Interview: Dr. Maren Brehme on behalf of Women in Geothermal (WING) Turkey
In this interview with Aysegul Turan of Women in Geothermal Turkey, Dr. Maren Brehme, Assistant Professor at the TU Delft in the Netherlands shares some insight on her work in geothermal and the role of women in the sector.
Shared with ThinkGeoEnergy, Aysegul Turan recently interviewed Dr. Maren Brehme on behalf of the Women in Geothermal (WING) group in Turkey.
First of all, I would like to congratulate you on your new position as ‘Assistant Professor ‘in the Technical University of Delft.
Aysegul Turan met Dr. Maren Brehme at the 10th EGPhD Day in Potsdam-Germany in February 2019 while she was a PostDoc in GFZ-German Research Center for Geosciences.
What is your current role and background?
In my current position as Assistant Professor for Geothermal Engineering, I am the contact person for all research on deep geothermal energy at TU Delft. I am responsible for several geothermal research projects with international partners, we work on new project proposals and I contribute to classes on geothermal energy. With a 10-year-background in geothermal energy research, I feel well prepared for this.
Why did you choose an academic career in geosciences instead of pursing an R&D career in industry?
Starting from school, I have always wondered what the earth looks like beneath our feet, which motivated me to study Geosciences. In general, I have always been curious and interested to answer the questions that constantly pop up in my mind. This curiosity is my main driver for doing research. Additionally, I enjoy the welcoming international community and I like teaching-working with young people.
What is next for geothermal? What does future hold for geothermal energy? (ex. What is the most promising research direction for the future of geothermal industry and academia?)
The most urgent questions we have to answer are; ‘Where to drill the next well?’ and ‘How to run a geothermal system sustainably?’. These are the topics I focus on in my research and they need to be answered urgently, also for the industry.

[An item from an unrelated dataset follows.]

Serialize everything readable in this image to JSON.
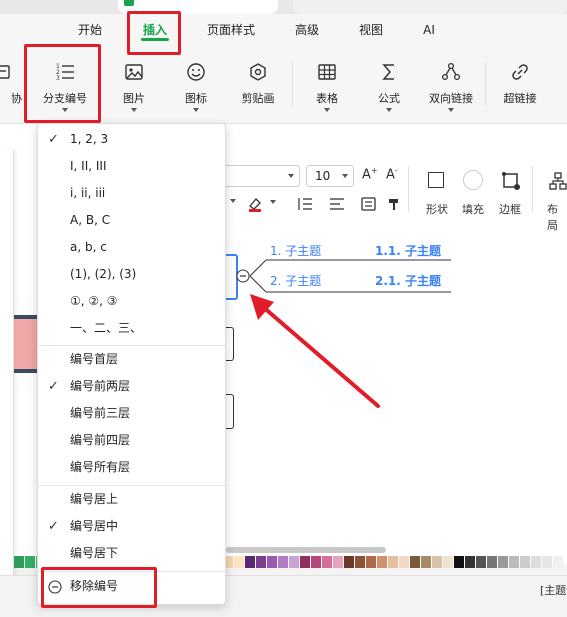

There are many projects that you work in Turkish geothermal sites. How did you get involved in these projects? What initiated that collaboration?

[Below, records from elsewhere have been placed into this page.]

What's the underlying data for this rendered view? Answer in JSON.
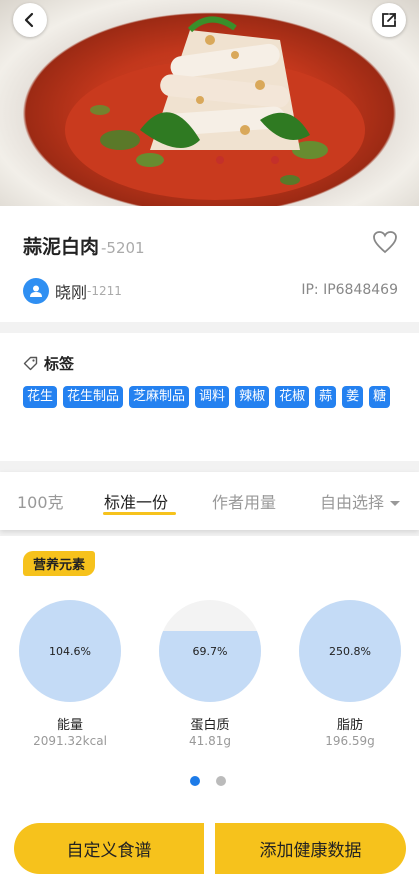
{
  "header": {
    "back_icon": "chevron-left-icon",
    "share_icon": "external-link-icon"
  },
  "recipe": {
    "name": "蒜泥白肉",
    "id": "-5201",
    "author_name": "晓刚",
    "author_id": "-1211",
    "ip": "IP: IP6848469"
  },
  "tags": {
    "title": "标签",
    "items": [
      "花生",
      "花生制品",
      "芝麻制品",
      "调料",
      "辣椒",
      "花椒",
      "蒜",
      "姜",
      "糖"
    ]
  },
  "tabs": {
    "items": [
      "100克",
      "标准一份",
      "作者用量",
      "自由选择"
    ],
    "active": "标准一份"
  },
  "nutrition": {
    "badge": "营养元素",
    "items": [
      {
        "name": "能量",
        "percent": "104.6%",
        "value": "2091.32kcal",
        "fill": 1.0
      },
      {
        "name": "蛋白质",
        "percent": "69.7%",
        "value": "41.81g",
        "fill": 0.697
      },
      {
        "name": "脂肪",
        "percent": "250.8%",
        "value": "196.59g",
        "fill": 1.0
      }
    ],
    "page_index": 0,
    "page_count": 2
  },
  "actions": {
    "custom_recipe": "自定义食谱",
    "add_health_data": "添加健康数据"
  },
  "colors": {
    "accent": "#f6c21c",
    "tag_blue": "#2481f0",
    "gauge_fill": "#c4dbf6"
  }
}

My first research project, initiated by my Professor Traugott J. SCHEYTT and his Turkish colleague Prof. Dr. Mehmet Celik, was on shallow hydrogeology in Turkey in 2008. Since then my partners and I are focusing more and more on deep hydrogeology in geothermal systems. Turkey is one of the richest countries in the world in terms of geothermal resources. It is the perfect place to study different geological settings and to work on various geothermal challenges such as developing new sites and the sustainability of running power plants.
Over the years, I have met many nice Turkish people and nowadays I have deep private connections to Turkey.
What kind of challenges that you’ve faced in your career as a woman? How do you overcome them?
There are content-wise challenges (such as research questions you face during working) which you can overcome by smart thinking, hard work, a good team and a commitment to the topic. There are societal challenges (such as domination of men in high level positions, no acceptance of women in the sector, puzzled faces who see women going to the field alone or carrying heavy equipment, to not being taken seriously just because you are a woman, being labeled as a secretary rather than a researcher only because you are a woman etc.) which you can overcome by working on your personality and exchanging with others but some of these challenges will not disappear easily.
If we define ‘success’ in a different way, how do you define it? What are the moments that you find yourself ‘successful’?
In science I define success as ‘contribution to the future society’. That is why I like geothermal research; it is applied so that your work has a direct impact.
On a personal level I am successful, when I feel fulfilled by what I do and how I live.
On your personal website, you upload the recent developments in the projects as podcast and there is a map showing your network on your CV. Why do you think it is needed?
Researchers have a responsibility to society by informing them about their latest results. This has to be done in a simple “language”. I use my website to give people access to knowledge and get them interested in the topics I work on. I find it important for their future.
The map presentation is an alternative way of showing with whom I work, instead of a simple “boring” list. Also, this is easier to understand for people outside science. Scientists mainly can guess who is the partner institution in the country for my topic.
Is there any advice that you remind yourself in difficult times?
I remind myself that the trouble making topic is not the only subject in my life. There are up and downs in everything in life. I am convinced there is something positive and something to learn in every unfavourable obstacle.
If you had a chance to give your younger self an advice, what would it be?
Stand up for your ideas, speak them out loud and exchange with others.
As of 2019, WinG is represented worldwide by its 1600 members. How did you get in contact with WinG? Why do you find it valuable to work voluntarily to enhance ‘gender equity’?
I have been interested in the gender topic for several years and follow different movements like WinG in the world. We need to work on that topic urgently to increase the diversity. Mixed teams deliver the best results. That is scientifically confirmed!
Everybody, interested in this topic, I recommend to read the book from Sheryl Sandberg “Lean in”.
ThinkGeoEnergy thanks Aysegul Turan for sharing this interview .. and thanks for Dr. Maren Brehme.
The original interview can be downloaded here (pdf).